§ **What to work on**:
Write out all the records exactly, and keep any images out.
==== Data for processing
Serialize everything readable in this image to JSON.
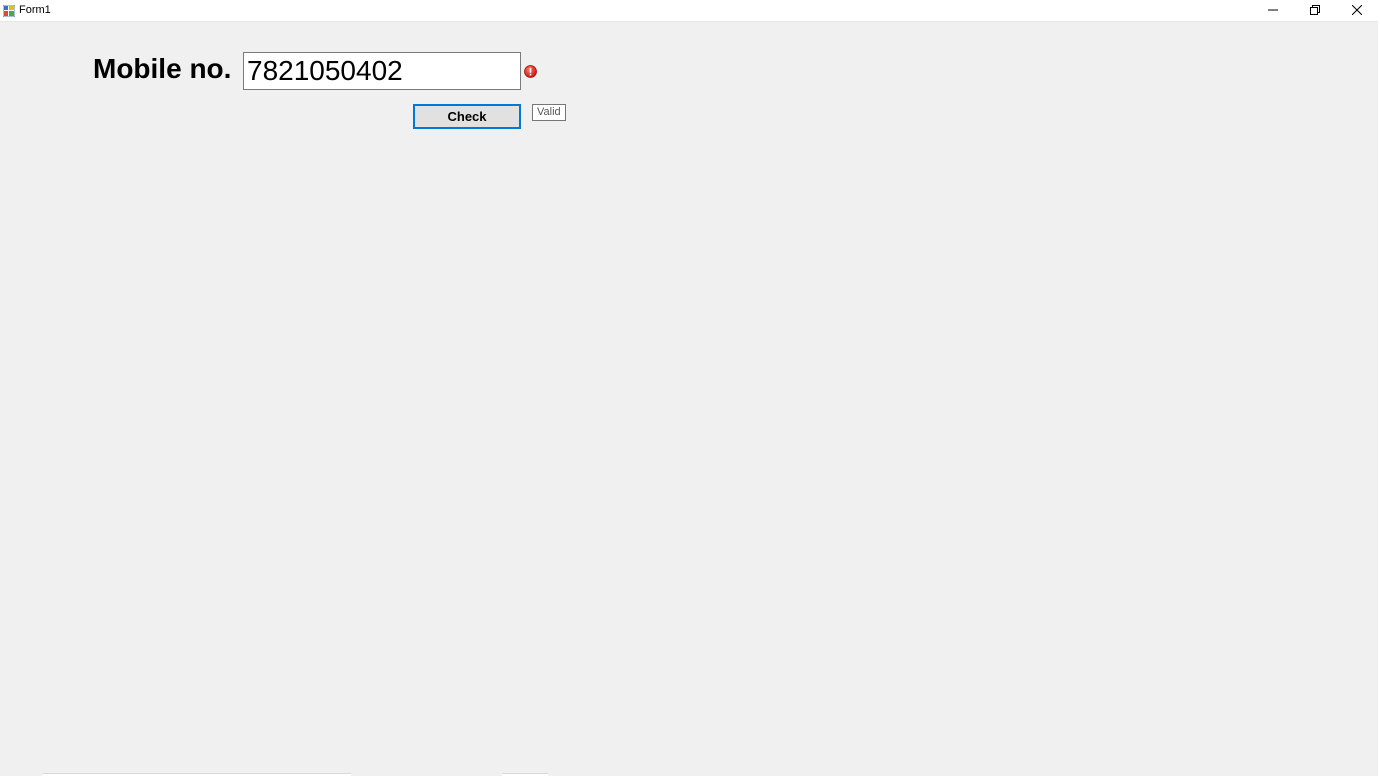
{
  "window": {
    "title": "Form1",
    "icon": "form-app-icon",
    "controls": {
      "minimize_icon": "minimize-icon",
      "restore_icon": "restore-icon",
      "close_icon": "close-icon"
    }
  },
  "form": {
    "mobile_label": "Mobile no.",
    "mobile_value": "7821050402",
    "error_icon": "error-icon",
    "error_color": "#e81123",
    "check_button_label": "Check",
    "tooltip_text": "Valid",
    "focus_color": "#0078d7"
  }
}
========
§ **Exercise output**:
Serialize everything readable in this image to JSON.
{
  "window": {
    "title": "Form1",
    "icon": "form-app-icon",
    "controls": {
      "minimize_icon": "minimize-icon",
      "restore_icon": "restore-icon",
      "close_icon": "close-icon"
    }
  },
  "form": {
    "mobile_label": "Mobile no.",
    "mobile_value": "7821050402",
    "error_icon": "error-icon",
    "error_color": "#e81123",
    "check_button_label": "Check",
    "tooltip_text": "Valid",
    "focus_color": "#0078d7"
  }
}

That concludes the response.